*What the task asks*.
Exact repetition of the data below is required.
━━ Supplied material
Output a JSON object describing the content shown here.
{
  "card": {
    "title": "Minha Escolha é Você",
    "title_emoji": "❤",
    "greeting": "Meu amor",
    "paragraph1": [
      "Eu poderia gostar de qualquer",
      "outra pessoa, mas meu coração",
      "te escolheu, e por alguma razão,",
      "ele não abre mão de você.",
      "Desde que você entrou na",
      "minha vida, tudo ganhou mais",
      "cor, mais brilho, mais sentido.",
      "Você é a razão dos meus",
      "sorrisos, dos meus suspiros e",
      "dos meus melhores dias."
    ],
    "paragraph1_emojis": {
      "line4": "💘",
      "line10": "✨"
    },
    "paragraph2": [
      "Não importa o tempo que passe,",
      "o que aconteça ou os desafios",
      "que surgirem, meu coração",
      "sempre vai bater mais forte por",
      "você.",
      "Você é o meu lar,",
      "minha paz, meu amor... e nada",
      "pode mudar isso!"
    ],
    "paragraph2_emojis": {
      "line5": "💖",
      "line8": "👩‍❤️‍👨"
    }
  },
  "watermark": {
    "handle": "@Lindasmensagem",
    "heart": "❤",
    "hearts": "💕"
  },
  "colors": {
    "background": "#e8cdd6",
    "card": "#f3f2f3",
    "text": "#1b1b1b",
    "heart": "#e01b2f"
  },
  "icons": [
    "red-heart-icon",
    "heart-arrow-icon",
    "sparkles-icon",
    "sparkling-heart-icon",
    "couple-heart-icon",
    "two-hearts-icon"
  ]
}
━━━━
*Exercise response*.
Output a JSON object describing the content shown here.
{
  "card": {
    "title": "Minha Escolha é Você",
    "title_emoji": "❤",
    "greeting": "Meu amor",
    "paragraph1": [
      "Eu poderia gostar de qualquer",
      "outra pessoa, mas meu coração",
      "te escolheu, e por alguma razão,",
      "ele não abre mão de você.",
      "Desde que você entrou na",
      "minha vida, tudo ganhou mais",
      "cor, mais brilho, mais sentido.",
      "Você é a razão dos meus",
      "sorrisos, dos meus suspiros e",
      "dos meus melhores dias."
    ],
    "paragraph1_emojis": {
      "line4": "💘",
      "line10": "✨"
    },
    "paragraph2": [
      "Não importa o tempo que passe,",
      "o que aconteça ou os desafios",
      "que surgirem, meu coração",
      "sempre vai bater mais forte por",
      "você.",
      "Você é o meu lar,",
      "minha paz, meu amor... e nada",
      "pode mudar isso!"
    ],
    "paragraph2_emojis": {
      "line5": "💖",
      "line8": "👩‍❤️‍👨"
    }
  },
  "watermark": {
    "handle": "@Lindasmensagem",
    "heart": "❤",
    "hearts": "💕"
  },
  "colors": {
    "background": "#e8cdd6",
    "card": "#f3f2f3",
    "text": "#1b1b1b",
    "heart": "#e01b2f"
  },
  "icons": [
    "red-heart-icon",
    "heart-arrow-icon",
    "sparkles-icon",
    "sparkling-heart-icon",
    "couple-heart-icon",
    "two-hearts-icon"
  ]
}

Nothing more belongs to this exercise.